§ **Goal of the exercise**:
Repeat all of the records verbatim.

Element data from apps and pages
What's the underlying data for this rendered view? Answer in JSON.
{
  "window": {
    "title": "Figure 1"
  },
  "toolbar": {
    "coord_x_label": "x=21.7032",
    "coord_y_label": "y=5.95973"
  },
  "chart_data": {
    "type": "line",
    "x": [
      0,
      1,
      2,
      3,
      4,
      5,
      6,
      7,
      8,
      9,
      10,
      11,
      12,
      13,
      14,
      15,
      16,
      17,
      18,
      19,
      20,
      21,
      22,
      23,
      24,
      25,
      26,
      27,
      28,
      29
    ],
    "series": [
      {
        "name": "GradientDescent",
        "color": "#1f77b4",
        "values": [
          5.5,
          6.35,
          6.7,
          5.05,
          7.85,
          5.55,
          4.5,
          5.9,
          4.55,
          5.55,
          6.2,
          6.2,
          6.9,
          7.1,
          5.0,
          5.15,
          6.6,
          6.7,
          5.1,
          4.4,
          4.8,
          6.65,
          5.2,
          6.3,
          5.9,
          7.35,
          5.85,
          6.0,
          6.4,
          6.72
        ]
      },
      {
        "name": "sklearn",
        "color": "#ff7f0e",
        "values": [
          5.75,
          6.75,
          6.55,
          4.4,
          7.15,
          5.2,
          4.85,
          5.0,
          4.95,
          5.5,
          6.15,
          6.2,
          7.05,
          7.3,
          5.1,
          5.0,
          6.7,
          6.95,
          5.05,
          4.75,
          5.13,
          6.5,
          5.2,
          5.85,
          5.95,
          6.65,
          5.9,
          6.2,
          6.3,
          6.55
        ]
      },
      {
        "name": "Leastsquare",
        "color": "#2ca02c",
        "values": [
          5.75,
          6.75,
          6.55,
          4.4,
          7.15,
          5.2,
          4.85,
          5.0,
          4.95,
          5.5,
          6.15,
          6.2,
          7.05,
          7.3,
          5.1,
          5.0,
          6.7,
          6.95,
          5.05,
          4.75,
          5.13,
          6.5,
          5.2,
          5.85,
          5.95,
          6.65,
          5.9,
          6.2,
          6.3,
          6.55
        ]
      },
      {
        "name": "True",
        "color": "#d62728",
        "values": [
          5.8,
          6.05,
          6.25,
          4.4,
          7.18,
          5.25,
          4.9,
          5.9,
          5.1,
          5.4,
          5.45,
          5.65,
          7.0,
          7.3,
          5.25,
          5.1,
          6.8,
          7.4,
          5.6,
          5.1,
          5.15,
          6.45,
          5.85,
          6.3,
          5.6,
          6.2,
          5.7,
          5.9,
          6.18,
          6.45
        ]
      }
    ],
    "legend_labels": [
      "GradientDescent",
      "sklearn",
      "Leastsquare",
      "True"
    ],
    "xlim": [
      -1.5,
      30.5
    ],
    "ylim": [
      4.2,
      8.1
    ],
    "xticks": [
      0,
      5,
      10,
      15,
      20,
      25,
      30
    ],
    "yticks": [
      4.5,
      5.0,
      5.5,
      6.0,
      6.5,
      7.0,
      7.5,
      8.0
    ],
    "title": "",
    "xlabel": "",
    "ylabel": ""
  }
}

§ **Response area**:
What's the underlying data for this rendered view? Answer in JSON.
{
  "window": {
    "title": "Figure 1"
  },
  "toolbar": {
    "coord_x_label": "x=21.7032",
    "coord_y_label": "y=5.95973"
  },
  "chart_data": {
    "type": "line",
    "x": [
      0,
      1,
      2,
      3,
      4,
      5,
      6,
      7,
      8,
      9,
      10,
      11,
      12,
      13,
      14,
      15,
      16,
      17,
      18,
      19,
      20,
      21,
      22,
      23,
      24,
      25,
      26,
      27,
      28,
      29
    ],
    "series": [
      {
        "name": "GradientDescent",
        "color": "#1f77b4",
        "values": [
          5.5,
          6.35,
          6.7,
          5.05,
          7.85,
          5.55,
          4.5,
          5.9,
          4.55,
          5.55,
          6.2,
          6.2,
          6.9,
          7.1,
          5.0,
          5.15,
          6.6,
          6.7,
          5.1,
          4.4,
          4.8,
          6.65,
          5.2,
          6.3,
          5.9,
          7.35,
          5.85,
          6.0,
          6.4,
          6.72
        ]
      },
      {
        "name": "sklearn",
        "color": "#ff7f0e",
        "values": [
          5.75,
          6.75,
          6.55,
          4.4,
          7.15,
          5.2,
          4.85,
          5.0,
          4.95,
          5.5,
          6.15,
          6.2,
          7.05,
          7.3,
          5.1,
          5.0,
          6.7,
          6.95,
          5.05,
          4.75,
          5.13,
          6.5,
          5.2,
          5.85,
          5.95,
          6.65,
          5.9,
          6.2,
          6.3,
          6.55
        ]
      },
      {
        "name": "Leastsquare",
        "color": "#2ca02c",
        "values": [
          5.75,
          6.75,
          6.55,
          4.4,
          7.15,
          5.2,
          4.85,
          5.0,
          4.95,
          5.5,
          6.15,
          6.2,
          7.05,
          7.3,
          5.1,
          5.0,
          6.7,
          6.95,
          5.05,
          4.75,
          5.13,
          6.5,
          5.2,
          5.85,
          5.95,
          6.65,
          5.9,
          6.2,
          6.3,
          6.55
        ]
      },
      {
        "name": "True",
        "color": "#d62728",
        "values": [
          5.8,
          6.05,
          6.25,
          4.4,
          7.18,
          5.25,
          4.9,
          5.9,
          5.1,
          5.4,
          5.45,
          5.65,
          7.0,
          7.3,
          5.25,
          5.1,
          6.8,
          7.4,
          5.6,
          5.1,
          5.15,
          6.45,
          5.85,
          6.3,
          5.6,
          6.2,
          5.7,
          5.9,
          6.18,
          6.45
        ]
      }
    ],
    "legend_labels": [
      "GradientDescent",
      "sklearn",
      "Leastsquare",
      "True"
    ],
    "xlim": [
      -1.5,
      30.5
    ],
    "ylim": [
      4.2,
      8.1
    ],
    "xticks": [
      0,
      5,
      10,
      15,
      20,
      25,
      30
    ],
    "yticks": [
      4.5,
      5.0,
      5.5,
      6.0,
      6.5,
      7.0,
      7.5,
      8.0
    ],
    "title": "",
    "xlabel": "",
    "ylabel": ""
  }
}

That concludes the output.